• **Directions for this task**: Without the pictures, return each record as it appears.

————

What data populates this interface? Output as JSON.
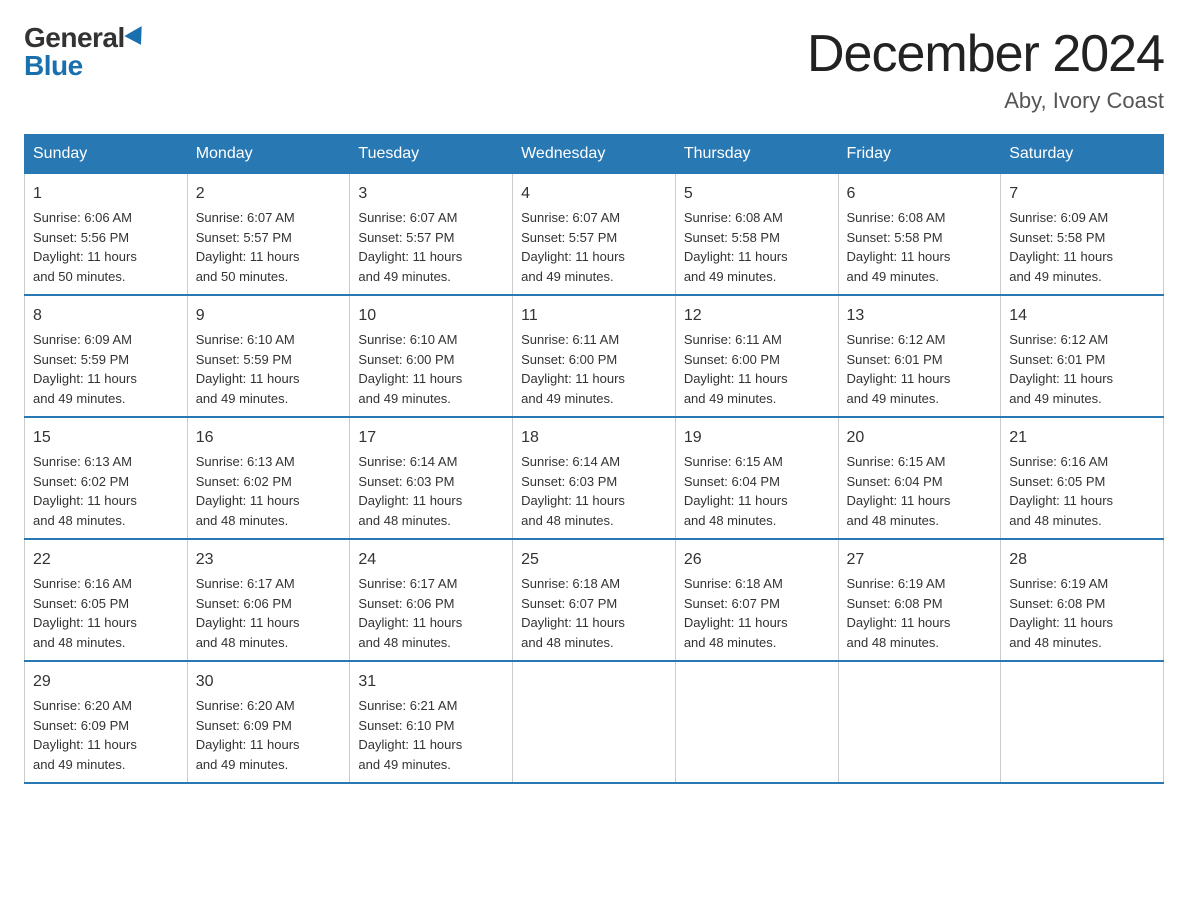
{
  "logo": {
    "general": "General",
    "blue": "Blue"
  },
  "title": "December 2024",
  "location": "Aby, Ivory Coast",
  "days_of_week": [
    "Sunday",
    "Monday",
    "Tuesday",
    "Wednesday",
    "Thursday",
    "Friday",
    "Saturday"
  ],
  "weeks": [
    [
      {
        "day": "1",
        "sunrise": "6:06 AM",
        "sunset": "5:56 PM",
        "daylight": "11 hours and 50 minutes."
      },
      {
        "day": "2",
        "sunrise": "6:07 AM",
        "sunset": "5:57 PM",
        "daylight": "11 hours and 50 minutes."
      },
      {
        "day": "3",
        "sunrise": "6:07 AM",
        "sunset": "5:57 PM",
        "daylight": "11 hours and 49 minutes."
      },
      {
        "day": "4",
        "sunrise": "6:07 AM",
        "sunset": "5:57 PM",
        "daylight": "11 hours and 49 minutes."
      },
      {
        "day": "5",
        "sunrise": "6:08 AM",
        "sunset": "5:58 PM",
        "daylight": "11 hours and 49 minutes."
      },
      {
        "day": "6",
        "sunrise": "6:08 AM",
        "sunset": "5:58 PM",
        "daylight": "11 hours and 49 minutes."
      },
      {
        "day": "7",
        "sunrise": "6:09 AM",
        "sunset": "5:58 PM",
        "daylight": "11 hours and 49 minutes."
      }
    ],
    [
      {
        "day": "8",
        "sunrise": "6:09 AM",
        "sunset": "5:59 PM",
        "daylight": "11 hours and 49 minutes."
      },
      {
        "day": "9",
        "sunrise": "6:10 AM",
        "sunset": "5:59 PM",
        "daylight": "11 hours and 49 minutes."
      },
      {
        "day": "10",
        "sunrise": "6:10 AM",
        "sunset": "6:00 PM",
        "daylight": "11 hours and 49 minutes."
      },
      {
        "day": "11",
        "sunrise": "6:11 AM",
        "sunset": "6:00 PM",
        "daylight": "11 hours and 49 minutes."
      },
      {
        "day": "12",
        "sunrise": "6:11 AM",
        "sunset": "6:00 PM",
        "daylight": "11 hours and 49 minutes."
      },
      {
        "day": "13",
        "sunrise": "6:12 AM",
        "sunset": "6:01 PM",
        "daylight": "11 hours and 49 minutes."
      },
      {
        "day": "14",
        "sunrise": "6:12 AM",
        "sunset": "6:01 PM",
        "daylight": "11 hours and 49 minutes."
      }
    ],
    [
      {
        "day": "15",
        "sunrise": "6:13 AM",
        "sunset": "6:02 PM",
        "daylight": "11 hours and 48 minutes."
      },
      {
        "day": "16",
        "sunrise": "6:13 AM",
        "sunset": "6:02 PM",
        "daylight": "11 hours and 48 minutes."
      },
      {
        "day": "17",
        "sunrise": "6:14 AM",
        "sunset": "6:03 PM",
        "daylight": "11 hours and 48 minutes."
      },
      {
        "day": "18",
        "sunrise": "6:14 AM",
        "sunset": "6:03 PM",
        "daylight": "11 hours and 48 minutes."
      },
      {
        "day": "19",
        "sunrise": "6:15 AM",
        "sunset": "6:04 PM",
        "daylight": "11 hours and 48 minutes."
      },
      {
        "day": "20",
        "sunrise": "6:15 AM",
        "sunset": "6:04 PM",
        "daylight": "11 hours and 48 minutes."
      },
      {
        "day": "21",
        "sunrise": "6:16 AM",
        "sunset": "6:05 PM",
        "daylight": "11 hours and 48 minutes."
      }
    ],
    [
      {
        "day": "22",
        "sunrise": "6:16 AM",
        "sunset": "6:05 PM",
        "daylight": "11 hours and 48 minutes."
      },
      {
        "day": "23",
        "sunrise": "6:17 AM",
        "sunset": "6:06 PM",
        "daylight": "11 hours and 48 minutes."
      },
      {
        "day": "24",
        "sunrise": "6:17 AM",
        "sunset": "6:06 PM",
        "daylight": "11 hours and 48 minutes."
      },
      {
        "day": "25",
        "sunrise": "6:18 AM",
        "sunset": "6:07 PM",
        "daylight": "11 hours and 48 minutes."
      },
      {
        "day": "26",
        "sunrise": "6:18 AM",
        "sunset": "6:07 PM",
        "daylight": "11 hours and 48 minutes."
      },
      {
        "day": "27",
        "sunrise": "6:19 AM",
        "sunset": "6:08 PM",
        "daylight": "11 hours and 48 minutes."
      },
      {
        "day": "28",
        "sunrise": "6:19 AM",
        "sunset": "6:08 PM",
        "daylight": "11 hours and 48 minutes."
      }
    ],
    [
      {
        "day": "29",
        "sunrise": "6:20 AM",
        "sunset": "6:09 PM",
        "daylight": "11 hours and 49 minutes."
      },
      {
        "day": "30",
        "sunrise": "6:20 AM",
        "sunset": "6:09 PM",
        "daylight": "11 hours and 49 minutes."
      },
      {
        "day": "31",
        "sunrise": "6:21 AM",
        "sunset": "6:10 PM",
        "daylight": "11 hours and 49 minutes."
      },
      null,
      null,
      null,
      null
    ]
  ],
  "labels": {
    "sunrise": "Sunrise:",
    "sunset": "Sunset:",
    "daylight": "Daylight:"
  }
}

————

• **Expected answer**:
What data populates this interface? Output as JSON.
{
  "logo": {
    "general": "General",
    "blue": "Blue"
  },
  "title": "December 2024",
  "location": "Aby, Ivory Coast",
  "days_of_week": [
    "Sunday",
    "Monday",
    "Tuesday",
    "Wednesday",
    "Thursday",
    "Friday",
    "Saturday"
  ],
  "weeks": [
    [
      {
        "day": "1",
        "sunrise": "6:06 AM",
        "sunset": "5:56 PM",
        "daylight": "11 hours and 50 minutes."
      },
      {
        "day": "2",
        "sunrise": "6:07 AM",
        "sunset": "5:57 PM",
        "daylight": "11 hours and 50 minutes."
      },
      {
        "day": "3",
        "sunrise": "6:07 AM",
        "sunset": "5:57 PM",
        "daylight": "11 hours and 49 minutes."
      },
      {
        "day": "4",
        "sunrise": "6:07 AM",
        "sunset": "5:57 PM",
        "daylight": "11 hours and 49 minutes."
      },
      {
        "day": "5",
        "sunrise": "6:08 AM",
        "sunset": "5:58 PM",
        "daylight": "11 hours and 49 minutes."
      },
      {
        "day": "6",
        "sunrise": "6:08 AM",
        "sunset": "5:58 PM",
        "daylight": "11 hours and 49 minutes."
      },
      {
        "day": "7",
        "sunrise": "6:09 AM",
        "sunset": "5:58 PM",
        "daylight": "11 hours and 49 minutes."
      }
    ],
    [
      {
        "day": "8",
        "sunrise": "6:09 AM",
        "sunset": "5:59 PM",
        "daylight": "11 hours and 49 minutes."
      },
      {
        "day": "9",
        "sunrise": "6:10 AM",
        "sunset": "5:59 PM",
        "daylight": "11 hours and 49 minutes."
      },
      {
        "day": "10",
        "sunrise": "6:10 AM",
        "sunset": "6:00 PM",
        "daylight": "11 hours and 49 minutes."
      },
      {
        "day": "11",
        "sunrise": "6:11 AM",
        "sunset": "6:00 PM",
        "daylight": "11 hours and 49 minutes."
      },
      {
        "day": "12",
        "sunrise": "6:11 AM",
        "sunset": "6:00 PM",
        "daylight": "11 hours and 49 minutes."
      },
      {
        "day": "13",
        "sunrise": "6:12 AM",
        "sunset": "6:01 PM",
        "daylight": "11 hours and 49 minutes."
      },
      {
        "day": "14",
        "sunrise": "6:12 AM",
        "sunset": "6:01 PM",
        "daylight": "11 hours and 49 minutes."
      }
    ],
    [
      {
        "day": "15",
        "sunrise": "6:13 AM",
        "sunset": "6:02 PM",
        "daylight": "11 hours and 48 minutes."
      },
      {
        "day": "16",
        "sunrise": "6:13 AM",
        "sunset": "6:02 PM",
        "daylight": "11 hours and 48 minutes."
      },
      {
        "day": "17",
        "sunrise": "6:14 AM",
        "sunset": "6:03 PM",
        "daylight": "11 hours and 48 minutes."
      },
      {
        "day": "18",
        "sunrise": "6:14 AM",
        "sunset": "6:03 PM",
        "daylight": "11 hours and 48 minutes."
      },
      {
        "day": "19",
        "sunrise": "6:15 AM",
        "sunset": "6:04 PM",
        "daylight": "11 hours and 48 minutes."
      },
      {
        "day": "20",
        "sunrise": "6:15 AM",
        "sunset": "6:04 PM",
        "daylight": "11 hours and 48 minutes."
      },
      {
        "day": "21",
        "sunrise": "6:16 AM",
        "sunset": "6:05 PM",
        "daylight": "11 hours and 48 minutes."
      }
    ],
    [
      {
        "day": "22",
        "sunrise": "6:16 AM",
        "sunset": "6:05 PM",
        "daylight": "11 hours and 48 minutes."
      },
      {
        "day": "23",
        "sunrise": "6:17 AM",
        "sunset": "6:06 PM",
        "daylight": "11 hours and 48 minutes."
      },
      {
        "day": "24",
        "sunrise": "6:17 AM",
        "sunset": "6:06 PM",
        "daylight": "11 hours and 48 minutes."
      },
      {
        "day": "25",
        "sunrise": "6:18 AM",
        "sunset": "6:07 PM",
        "daylight": "11 hours and 48 minutes."
      },
      {
        "day": "26",
        "sunrise": "6:18 AM",
        "sunset": "6:07 PM",
        "daylight": "11 hours and 48 minutes."
      },
      {
        "day": "27",
        "sunrise": "6:19 AM",
        "sunset": "6:08 PM",
        "daylight": "11 hours and 48 minutes."
      },
      {
        "day": "28",
        "sunrise": "6:19 AM",
        "sunset": "6:08 PM",
        "daylight": "11 hours and 48 minutes."
      }
    ],
    [
      {
        "day": "29",
        "sunrise": "6:20 AM",
        "sunset": "6:09 PM",
        "daylight": "11 hours and 49 minutes."
      },
      {
        "day": "30",
        "sunrise": "6:20 AM",
        "sunset": "6:09 PM",
        "daylight": "11 hours and 49 minutes."
      },
      {
        "day": "31",
        "sunrise": "6:21 AM",
        "sunset": "6:10 PM",
        "daylight": "11 hours and 49 minutes."
      },
      null,
      null,
      null,
      null
    ]
  ],
  "labels": {
    "sunrise": "Sunrise:",
    "sunset": "Sunset:",
    "daylight": "Daylight:"
  }
}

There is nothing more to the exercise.